The Oldest Wood On Earth

The fossilised cells under a microscope,
displaying the layers of wood around each cell
The first ever land based plants had fleshy stems supported by a network of rigid tubes called xylem, which are used to transport water up and down the plant. Then, during the middle Devonian around 370 million years ago, plants developed a tough and complex molecular structure which we call wood. It would have provided support for the plant, protected it from parasites and helped transport water up and down the stem in a similar fashion to xylem.

The oldest known plants that used wood were 390 million years old. However a geologist called Dr Phillipe Gerrienne from the University of Liege, Belgium has discovered fossilised wood that is even older than these ancient samples. The fossils in question are 400 million years old and are the only woody plant specimens known that come from the early Devonian. They would have been far smaller than their middle Devonian counterparts, at just 20 to 40 centimetres tall.

They would also have been herbaceous, meaning that they would have definite 'flowering' and 'hibernation' seasons. This makes Gerrienne believe that they are the oldest known and possibly basal forms of the plant group known as the lignophytes. Lignophyta is the largest plant group on Earth, containing both the gymnosperms (such as conifers) and the angiosperms (flowing plants). The wood consisted of a very thin layer just below the skin of the plant.
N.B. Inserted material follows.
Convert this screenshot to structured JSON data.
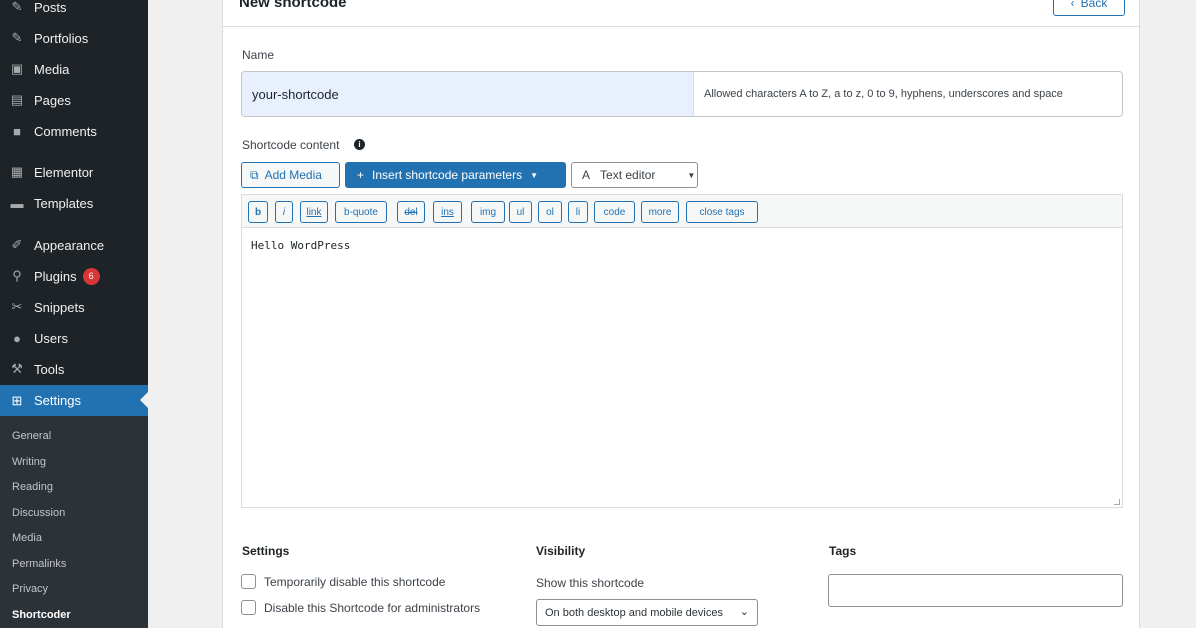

This fact helps shed light on the initial biological role of wood in plants. Gerrienne suggests the wood was originally used as a means of transporting water up and down the plant, rather than as a means of support. Devonian soil quality was very poor and could not have sustained or even supported large trees and shrubs. These samples have possibly solved the great debate between palaeobotanists about why plants evolved wood.